She's interested in "the slippage" of what language can and can't do. And the 40-year-old associate professor of English at Brigham Young University is more interested in the hard work of "principles, theories or ideas" than "gentle, little souls." Poetry, she says, "should stimulate the heart, body and mind all at the same time. If it ignores even one of those, it falls flat."

A tall order, to be sure, but it's a standard that has served her well. A Renaissance scholar and translator as well as poet, Johnson has two published collections of poetry to her name, a translation of Virgil's Georgics published this year by Penguin Classics, as well as a National Endowment for the Arts award. As of last month, she can now add the laurel of a John Simon Guggenheim Foundation fellowship in poetry.

The Yale Review praised Johnson's second book of poetry, 2008's A Metaphorical God, saying she "writes with Milton open at her elbow but with the real dirt of a real Utah under her fingertips."

The prestigious fellowship adds Johnson's name to a very short list of Utah residents who have received the award in the past. Logan native and poet May Swenson received a Guggenheim in recognition of her poetry in 1959. Jacqueline Osherow, professor of English at the University of Utah, received the Guggenheim in 1997.

The foundation announced its 180 awarded fellowships across 62 scientific, academic and creative disciplines April 7, selecting from some 3,000 applicants. The awards were established in 1925 and have distributed millions of dollars' worth of grants that allow recipients to travel and fund individual projects. Ten recipients of the award for poetry were announced this year.

Johnson's mind first opened to the power of language growing up in West Jordan, where she listened to songs by Daniel Lanois and Chris Whitley.

"I obsessed over rock lyrics as if they were works in themselves," she said. "Then I slowly became indoctrinated by poetry that wasn't accompanied by loud guitars."

Johnson credits her West Jordan High School teacher Steven Bickmore, who helped steer her in the right direction in Advanced Placement classes in Latin and English, pointing out the link between the study of classics and English poetry. Bickmore is now an assistant professor of education at Louisiana State University.

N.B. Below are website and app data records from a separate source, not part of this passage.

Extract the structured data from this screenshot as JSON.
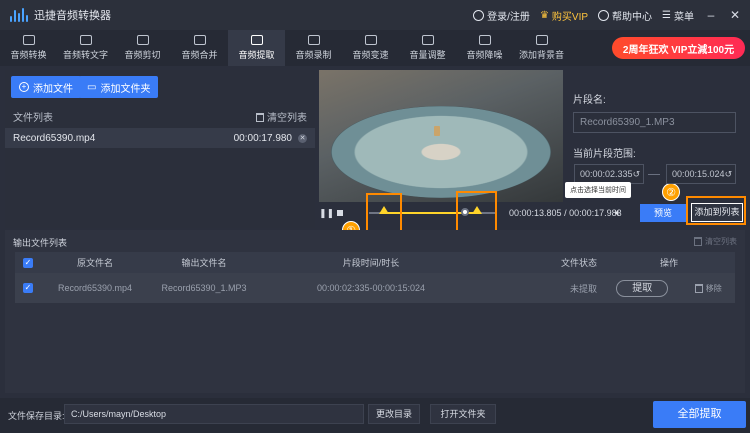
{
  "app": {
    "title": "迅捷音频转换器"
  },
  "topbar": {
    "login": "登录/注册",
    "vip": "购买VIP",
    "help": "帮助中心",
    "menu": "菜单"
  },
  "toolbar": {
    "items": [
      {
        "label": "音频转换",
        "icon": "refresh-icon"
      },
      {
        "label": "音频转文字",
        "icon": "text-convert-icon"
      },
      {
        "label": "音频剪切",
        "icon": "scissors-icon"
      },
      {
        "label": "音频合并",
        "icon": "merge-icon"
      },
      {
        "label": "音频提取",
        "icon": "extract-icon"
      },
      {
        "label": "音频录制",
        "icon": "microphone-icon"
      },
      {
        "label": "音频变速",
        "icon": "speed-icon"
      },
      {
        "label": "音量调整",
        "icon": "volume-icon"
      },
      {
        "label": "音频降噪",
        "icon": "noise-reduce-icon"
      },
      {
        "label": "添加背景音",
        "icon": "music-note-icon"
      }
    ],
    "active_index": 4,
    "promo": "2周年狂欢 VIP立減100元"
  },
  "files": {
    "add_file": "添加文件",
    "add_folder": "添加文件夹",
    "list_title": "文件列表",
    "clear": "清空列表",
    "rows": [
      {
        "name": "Record65390.mp4",
        "duration": "00:00:17.980"
      }
    ]
  },
  "player": {
    "current": "00:00:13.805",
    "separator": " / ",
    "total": "00:00:17.983",
    "position_fraction": 0.77,
    "segment_start_fraction": 0.125,
    "segment_end_fraction": 0.845
  },
  "segment": {
    "name_label": "片段名:",
    "name_value": "Record65390_1.MP3",
    "range_label": "当前片段范围:",
    "start": "00:00:02.335",
    "end": "00:00:15.024",
    "tooltip": "点击选择当前时间",
    "preview": "预览",
    "add_to_list": "添加到列表"
  },
  "annotations": [
    "①",
    "②",
    "③"
  ],
  "output": {
    "title": "输出文件列表",
    "clear": "清空列表",
    "headers": [
      "原文件名",
      "输出文件名",
      "片段时间/时长",
      "文件状态",
      "操作"
    ],
    "rows": [
      {
        "source": "Record65390.mp4",
        "output": "Record65390_1.MP3",
        "range": "00:00:02:335-00:00:15:024",
        "status": "未提取",
        "action": "提取",
        "remove": "移除"
      }
    ]
  },
  "footer": {
    "save_label": "文件保存目录:",
    "save_path": "C:/Users/mayn/Desktop",
    "change_dir": "更改目录",
    "open_folder": "打开文件夹",
    "extract_all": "全部提取"
  },
  "colors": {
    "accent": "#3a7cf7",
    "annotation": "#ff8a00",
    "segment": "#ffd42a",
    "promo": "#ff3a3a"
  }
}
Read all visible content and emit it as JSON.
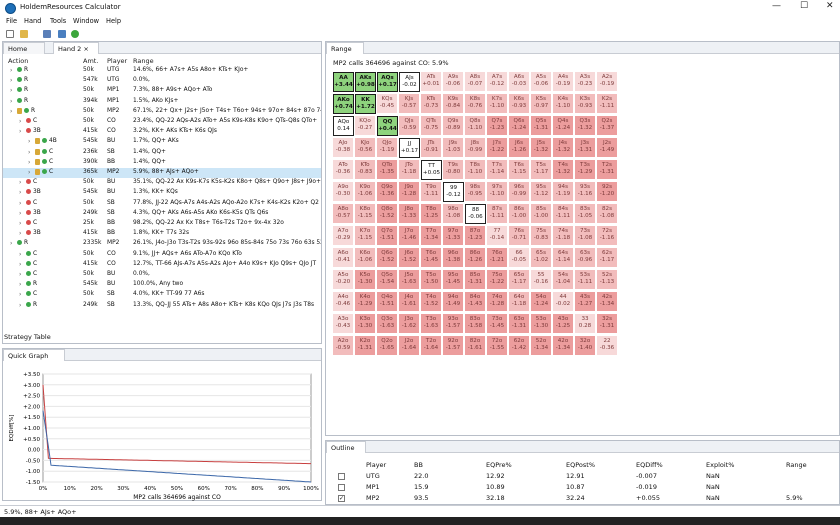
{
  "window": {
    "title": "HoldemResources Calculator"
  },
  "menu": [
    "File",
    "Hand",
    "Tools",
    "Window",
    "Help"
  ],
  "left_tabs": [
    "Home",
    "Hand 2"
  ],
  "columns": [
    "Action",
    "Amt.",
    "Player",
    "Range"
  ],
  "rows": [
    {
      "action": "R",
      "amt": "50k",
      "player": "UTG",
      "range": "14.6%, 66+ A7s+ A5s A8o+ KTs+ KJo+"
    },
    {
      "action": "R",
      "amt": "547k",
      "player": "UTG",
      "range": "0.0%,"
    },
    {
      "action": "R",
      "amt": "50k",
      "player": "MP1",
      "range": "7.3%, 88+ A9s+ AQo+ ATo"
    },
    {
      "action": "R",
      "amt": "394k",
      "player": "MP1",
      "range": "1.5%, AKo KJs+"
    },
    {
      "action": "R",
      "amt": "50k",
      "player": "MP2",
      "range": "67.1%, 22+ Qx+ J2s+ J5o+ T4s+ T6o+ 94s+ 97o+ 84s+ 87o 74s+"
    },
    {
      "action": "C",
      "amt": "50k",
      "player": "CO",
      "range": "23.4%, QQ-22 AQs-A2s ATo+ A5s K9s-K8s K9o+ QTs-Q8s QTo+"
    },
    {
      "action": "3B",
      "amt": "415k",
      "player": "CO",
      "range": "3.2%, KK+ AKs KTs+ K6s QJs"
    },
    {
      "action": "4B",
      "amt": "545k",
      "player": "BU",
      "range": "1.7%, QQ+ AKs"
    },
    {
      "action": "C",
      "amt": "236k",
      "player": "SB",
      "range": "1.4%, QQ+"
    },
    {
      "action": "C",
      "amt": "390k",
      "player": "BB",
      "range": "1.4%, QQ+"
    },
    {
      "action": "C",
      "amt": "365k",
      "player": "MP2",
      "range": "5.9%, 88+ AJs+ AQo+"
    },
    {
      "action": "C",
      "amt": "50k",
      "player": "BU",
      "range": "35.1%, QQ-22 Ax K9s-K7s K5s-K2s K8o+ Q8s+ Q9o+ J8s+ J9o+ T"
    },
    {
      "action": "3B",
      "amt": "545k",
      "player": "BU",
      "range": "1.3%, KK+ KQs"
    },
    {
      "action": "C",
      "amt": "50k",
      "player": "SB",
      "range": "77.8%, JJ-22 AQs-A7s A4s-A2s AQo-A2o K7s+ K4s-K2s K2o+ Q2"
    },
    {
      "action": "3B",
      "amt": "249k",
      "player": "SB",
      "range": "4.3%, QQ+ AKs A6s-A5s AKo K6s-K5s QTs Q6s"
    },
    {
      "action": "C",
      "amt": "25k",
      "player": "BB",
      "range": "98.2%, QQ-22 Ax Kx T8s+ T6s-T2s T2o+ 9x-4x 32o"
    },
    {
      "action": "3B",
      "amt": "415k",
      "player": "BB",
      "range": "1.8%, KK+ T7s 32s"
    },
    {
      "action": "R",
      "amt": "2335k",
      "player": "MP2",
      "range": "26.1%, J4o-J3o T3s-T2s 93s-92s 96o 85s-84s 75o 73s 76o 63s 52s 54o 4"
    },
    {
      "action": "C",
      "amt": "50k",
      "player": "CO",
      "range": "9.1%, JJ+ AQs+ A6s ATo-A7o KQo KTo"
    },
    {
      "action": "C",
      "amt": "415k",
      "player": "CO",
      "range": "12.7%, TT-66 AJs-A7s A5s-A2s AJo+ A4o K9s+ KJo Q9s+ QJo JT"
    },
    {
      "action": "C",
      "amt": "50k",
      "player": "BU",
      "range": "0.0%,"
    },
    {
      "action": "R",
      "amt": "545k",
      "player": "BU",
      "range": "100.0%, Any two"
    },
    {
      "action": "C",
      "amt": "50k",
      "player": "SB",
      "range": "4.0%, KK+ TT-99 77 A6s"
    },
    {
      "action": "R",
      "amt": "249k",
      "player": "SB",
      "range": "13.3%, QQ-JJ 55 ATs+ A8s A8o+ KTs+ K8s KQo QJs J7s J3s T8s"
    }
  ],
  "strategy_table": "Strategy Table",
  "quick_graph": {
    "tab": "Quick Graph",
    "ylabel": "EQDiff[%]",
    "yticks": [
      "+3.50",
      "+3.00",
      "+2.50",
      "+2.00",
      "+1.50",
      "+1.00",
      "+0.50",
      "0.00",
      "-0.50",
      "-1.00",
      "-1.50"
    ],
    "xticks": [
      "0%",
      "10%",
      "20%",
      "30%",
      "40%",
      "50%",
      "60%",
      "70%",
      "80%",
      "90%",
      "100%"
    ],
    "caption": "MP2 calls 364696 against CO"
  },
  "range_panel": {
    "tab": "Range",
    "subtitle": "MP2 calls 364696 against CO: 5.9%",
    "ranks": [
      "A",
      "K",
      "Q",
      "J",
      "T",
      "9",
      "8",
      "7",
      "6",
      "5",
      "4",
      "3",
      "2"
    ],
    "cells": [
      [
        "+3.44",
        "+0.98",
        "+0.17",
        "-0.02",
        "+0.01",
        "-0.06",
        "-0.07",
        "-0.12",
        "-0.03",
        "-0.06",
        "-0.19",
        "-0.23",
        "-0.19"
      ],
      [
        "+0.74",
        "+1.72",
        "-0.45",
        "-0.57",
        "-0.73",
        "-0.84",
        "-0.76",
        "-1.10",
        "-0.93",
        "-0.97",
        "-1.10",
        "-0.93",
        "-1.11"
      ],
      [
        "0.14",
        "-0.27",
        "+0.44",
        "-0.59",
        "-0.75",
        "-0.89",
        "-1.10",
        "-1.23",
        "-1.24",
        "-1.31",
        "-1.24",
        "-1.32",
        "-1.37"
      ],
      [
        "-0.38",
        "-0.56",
        "-1.19",
        "+0.17",
        "-0.91",
        "-1.03",
        "-0.99",
        "-1.22",
        "-1.26",
        "-1.32",
        "-1.32",
        "-1.31",
        "-1.49"
      ],
      [
        "-0.36",
        "-0.83",
        "-1.35",
        "-1.18",
        "+0.05",
        "-0.80",
        "-1.10",
        "-1.14",
        "-1.15",
        "-1.17",
        "-1.32",
        "-1.29",
        "-1.31"
      ],
      [
        "-0.30",
        "-1.06",
        "-1.36",
        "-1.28",
        "-1.11",
        "-0.12",
        "-0.95",
        "-1.10",
        "-0.99",
        "-1.12",
        "-1.19",
        "-1.16",
        "-1.20"
      ],
      [
        "-0.57",
        "-1.15",
        "-1.52",
        "-1.33",
        "-1.25",
        "-1.08",
        "-0.06",
        "-1.11",
        "-1.00",
        "-1.00",
        "-1.11",
        "-1.05",
        "-1.08"
      ],
      [
        "-0.29",
        "-1.15",
        "-1.51",
        "-1.46",
        "-1.34",
        "-1.33",
        "-1.23",
        "-0.14",
        "-0.71",
        "-0.83",
        "-1.18",
        "-1.08",
        "-1.16"
      ],
      [
        "-0.41",
        "-1.06",
        "-1.52",
        "-1.52",
        "-1.45",
        "-1.38",
        "-1.26",
        "-1.21",
        "-0.05",
        "-1.02",
        "-1.14",
        "-0.96",
        "-1.17"
      ],
      [
        "-0.20",
        "-1.30",
        "-1.54",
        "-1.63",
        "-1.50",
        "-1.45",
        "-1.31",
        "-1.22",
        "-1.17",
        "-0.16",
        "-1.04",
        "-1.11",
        "-1.13"
      ],
      [
        "-0.46",
        "-1.29",
        "-1.51",
        "-1.61",
        "-1.52",
        "-1.49",
        "-1.43",
        "-1.28",
        "-1.18",
        "-1.24",
        "-0.02",
        "-1.27",
        "-1.34"
      ],
      [
        "-0.43",
        "-1.30",
        "-1.63",
        "-1.62",
        "-1.63",
        "-1.57",
        "-1.58",
        "-1.45",
        "-1.31",
        "-1.30",
        "-1.25",
        "0.28",
        "-1.31"
      ],
      [
        "-0.59",
        "-1.31",
        "-1.65",
        "-1.64",
        "-1.64",
        "-1.57",
        "-1.61",
        "-1.55",
        "-1.42",
        "-1.34",
        "-1.34",
        "-1.40",
        "-0.36"
      ]
    ]
  },
  "outline": {
    "tab": "Outline",
    "headers": [
      "Player",
      "BB",
      "EQPre%",
      "EQPost%",
      "EQDiff%",
      "Exploit%",
      "Range"
    ],
    "rows": [
      {
        "checked": false,
        "check": "",
        "player": "UTG",
        "bb": "22.0",
        "pre": "12.92",
        "post": "12.91",
        "diff": "-0.007",
        "exploit": "NaN",
        "range": ""
      },
      {
        "checked": false,
        "check": "",
        "player": "MP1",
        "bb": "15.9",
        "pre": "10.89",
        "post": "10.87",
        "diff": "-0.019",
        "exploit": "NaN",
        "range": ""
      },
      {
        "checked": true,
        "check": "✓",
        "player": "MP2",
        "bb": "93.5",
        "pre": "32.18",
        "post": "32.24",
        "diff": "+0.055",
        "exploit": "NaN",
        "range": "5.9%"
      }
    ]
  },
  "status": "5.9%, 88+ AJs+ AQo+"
}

"She used to leave me messages in Latin on the blackboard that were often over my head and difficult to translate," Bickmore said. "She is one of the students I tried to remember when teaching high school got rough - as it always does. As I work at LSU teaching new English teachers, I try to tell them that, yes, some of your students will listen."

Johnson went on to earn a master's degree at Johns Hopkins University, an MFA at the University of Iowa and a doctorate in 2003 from the University of California at Berkeley. Returning to Utah was never an end-goal, Johnson said, but a happy accident.

She greeted the announcement of her award last month with "complete astonishment." She was talking via Skype to her husband, Jay Hopler - a poet currently living in Rome on a fellowship from the American Academy of Arts & Letters - when she opened an e-mail from the Guggenheim Foundation.

She ended the conversation without telling her husband about the award. After a chance to collect her thoughts, she called him back to relay the news.

Her two sons, 10-year-old Elijah Greenfield and 6-year-old Bennett Greenfield, jumped up and down in the family living room. "They didn't know what the award was. They just knew it was something to celebrate," Johnson said.

Johnson plans to use the $40,000 fellowship award to take time away from teaching and finish the last five poems needed for her third collection of poetry. | Twitter: @artsalt | —

Utah poet Kimberly Johnson

Sample some of the poet's award-winning verse at